Opuss offers another opportunity to access short stories but where Penguin Shorts are aimed entirely at the reader, Opuss is aimed at the emerging and tentative writer. It is a community for both the writer and the reader, offering short stories, blogs, poems, jokes, recipes and general chat with other Opuss users. It seeks to offer an integrated writing and social media system. Not only can you interact with other writers but your work is open to constructive critique from fellow users, Opuss puts heavy emphasis on the community aspect of ‘writing community’. The app allows you to follow the progress on any writing you have commented on.
Like all social media sites and apps, Opuss allows you to create a detailed profile when you sign up. You will not be an anonymous username to readers and commentators (unless you want to be). With Opuss you can search for content by topic, which means that readers can get instant access to the writers and genres that appeal to them, meaning that you can develop a following or publish into a market in which you are already established.
By focusing on the community aspects of writing, Opuss is tool for developing your writing craft rather than as a means to get your work published. It is free to download and there is no limit on the number of articles you can upload. It is also networking tool; by allowing users to comment on each other’s work it also allows them to establish connections. In many ways it incorporates the advantages of Twitter, LinkedIn and Facebook without trying to be an application that would supersede the social media stalwarts.

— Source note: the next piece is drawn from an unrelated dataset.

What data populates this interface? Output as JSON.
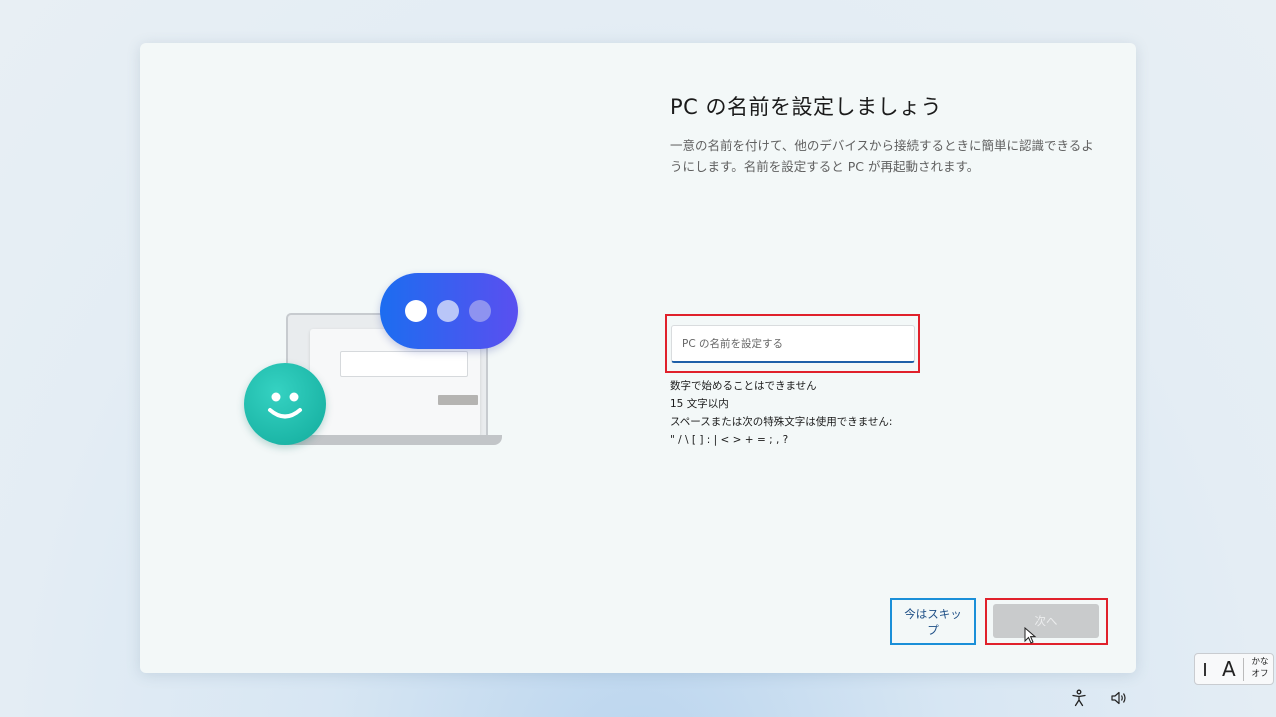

Ether Books is another app aimed at the mobile reader market. The app is aimed at providing content rather than generating it, as is the case with Opuss. While Opuss is aimed at an interchangeable reader/writer community, Ether Books accept short stories, poetry, essays and periodicals; anything that can be described as ‘Byte-sized reading’ by writers for their readers. Unlike Opuss, in which members are free to publish any content they write, Ether has a strict vetting & editorial process that all submitted work must pass.
For writers, there are two membership options; Bronze and Silver. Bronze membership is free and entitles you to five submissions and feedback within 90 days. Silver membership allows you ten submissions with feedback on your work within two weeks at a cost of £25. Downloads cost between £0.69 and £1.49 and each writer gets a 20% royalty fee from every download of their work. While Opuss has focused on ensuring that community and social media integration are central to their app, Ether’s focus has been on quality so that there is a level of prestige to having your work published by Ether Books.
Both Opuss and Ether offer a chance of publication to new writers, giving it momentum and attention. Last month, we interviewed Leigh Fallon who uploaded her manuscript for The Carrier of the Mark to ‘Inkpop’ and watched it surge into the sites top five. From there, she was signed to HarperCollins Teen and The Carrier of the Mark has since gone on to be an international best-seller, with parts two and three of the trilogy to follow.
The short story is slowly making its way back to the reading market’s consideration. Both Opuss and Ether Books have shown that there are now alternatives means for the writer to enter the market. I am currently reading George R. R. Martin’s A Song of Fire and Ice series. Each book is engrossing but you need to set aside at least an hour at a time when reading it. For the reader, short stories offer byte-sized escapism, when time is not on your side. For the writer, these new ways to distribute and consume short stories make the reading audience more accessible than ever.